Early geologists, paleontologists, and other enthusiasts in Kansas depended on horses and horse-drawn wagons to reach remote natural treasures and to carry their food, shelter, surveying equipment, and other tools. Today's scientists have the advantage of modern transportation, GPS, computers, advances in chemical analysis, and in places, fortuitous access to previously deeply buried rocks and fossils exposed in quarries and in road cuts created to make highways smoother and travel less hazardous. Over the years, however, the simple rock hammer has remained one of the most essential tools for geologists and paleontologists.

Natural resource discovery and use prior to the mid-1800s in what is now Kansas was often happenstance. Exposed coal was reportedly gathered from hillsides around Fort Leavenworth in the 1820s. A Baptist missionary wrote of coal and salt springs along the Neosho River in eastern Kansas in 1828. Early military expedition and government survey reports did start to note resources of economic interest, from water and building stone to coal and valuable minerals. Not until after 1850, however, did scientists begin serious geologic reconnaissance, making note of the location, type, fossil content, and stratification (layering and sequence) of rocks.

At first, studies were focused on eastern Kansas, where layers of limestones and other rocks—sometimes filled with marine fossils—provided evidence of seas that rose and fell during the Permian and Pennsylvanian periods. After railroads came through following the Civil War, scientists moved to western Kansas, were Cretaceous-age fossils of giant marine reptiles and fish, in particular, captured the country's imagination.

Benjamin Franklin Mudge
Benjamin Franklin Mudge, first director of the KGS.
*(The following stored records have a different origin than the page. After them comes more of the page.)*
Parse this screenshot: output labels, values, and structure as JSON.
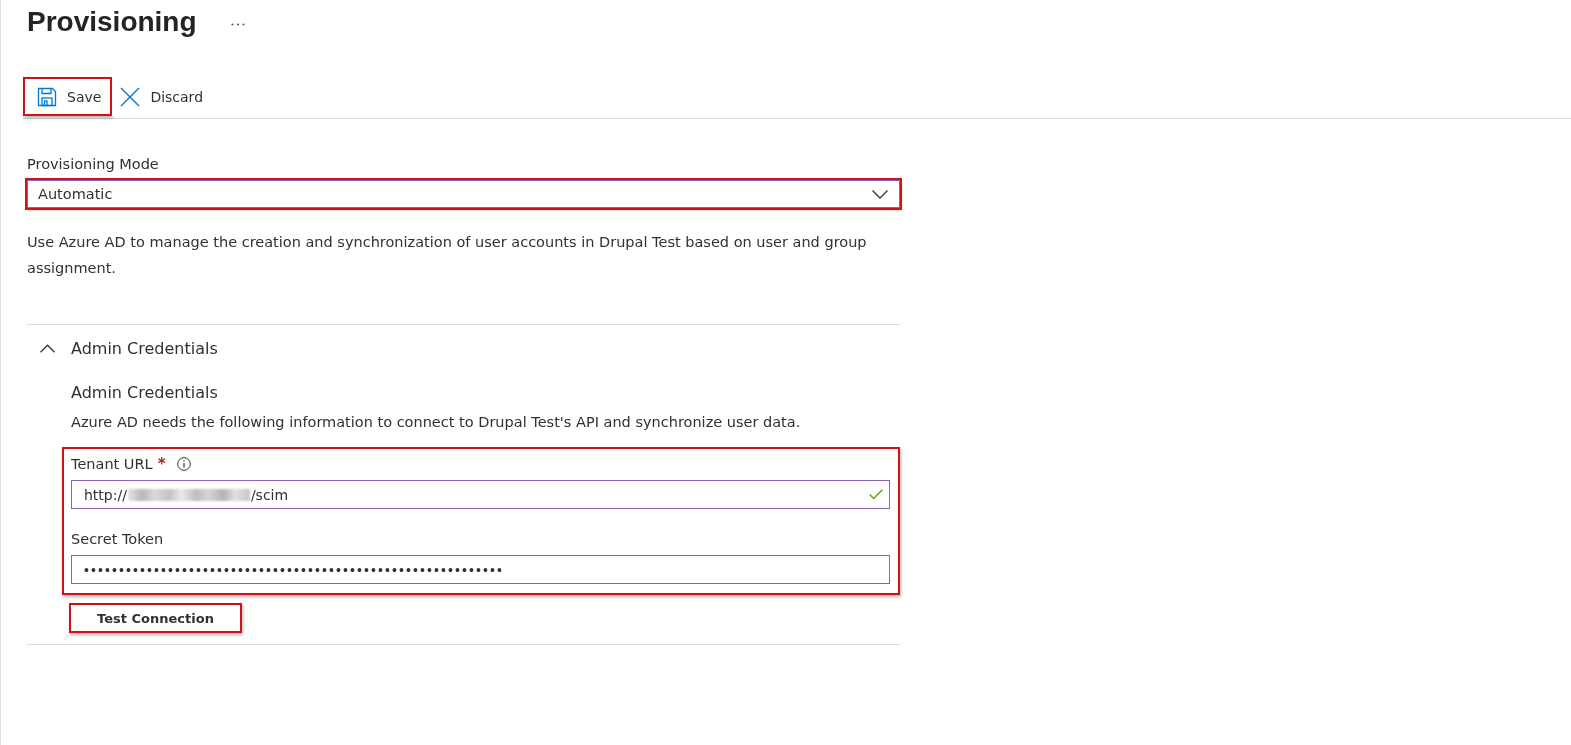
{
  "page": {
    "title": "Provisioning"
  },
  "toolbar": {
    "buttons": [
      {
        "kind": "save",
        "label": "Save",
        "highlighted": true
      },
      {
        "kind": "discard",
        "label": "Discard",
        "highlighted": false
      }
    ]
  },
  "mode": {
    "label": "Provisioning Mode",
    "value": "Automatic",
    "highlighted": true
  },
  "description": "Use Azure AD to manage the creation and synchronization of user accounts in Drupal Test based on user and group assignment.",
  "credentials": {
    "header": "Admin Credentials",
    "expanded": true,
    "title": "Admin Credentials",
    "description": "Azure AD needs the following information to connect to Drupal Test's API and synchronize user data.",
    "highlighted": true,
    "required_mark": "*",
    "fields": [
      {
        "kind": "url",
        "label": "Tenant URL",
        "required": true,
        "info": true,
        "value_start": "http://",
        "redacted": true,
        "value_end": "/scim",
        "valid": true
      },
      {
        "kind": "password",
        "label": "Secret Token",
        "required": false,
        "info": false,
        "value_start": "••••••••••••••••••••••••••••••••••••••••••••••••••••••••••••",
        "redacted": false,
        "valid": false
      }
    ],
    "test_button": {
      "label": "Test Connection",
      "highlighted": true
    }
  }
}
When an Army physician named Theophilus Turner, stationed at Fort Wallace in Wallace County, discovered the well-preserved bones of a large marine reptile known as a plesiosaur in 1868 he piqued the interest of famous paleontologists from as far away as the east coast. Among the fascinating finds between 1865 and 1895 were previously unreported species of reptiles and fishes, fossilized mosasaur skin, several new species of giant gliding reptiles known as pterosaurs, and a swimming bird, Ichthyornis, which was especially notable because the specimen found in Kansas was the first bird with teeth ever discovered.

Upon its founding, the Kansas Geological Survey was given the mission to make "a complete geological survey of the state of Kansas, giving special attention to any and all natural products of economic importance." Since then, hundreds of scientists have spent countless hours collecting, identifying, analyzing, and amassing information about rocks, fossils, and other natural resources on and below ground. Much is known and has been made readily available through publications and other resources for decision-makers, landowners, businesses, scientists, students, educators, and the general public. Yet much remains for future scientists to dig up, dig out, analyze, and explain.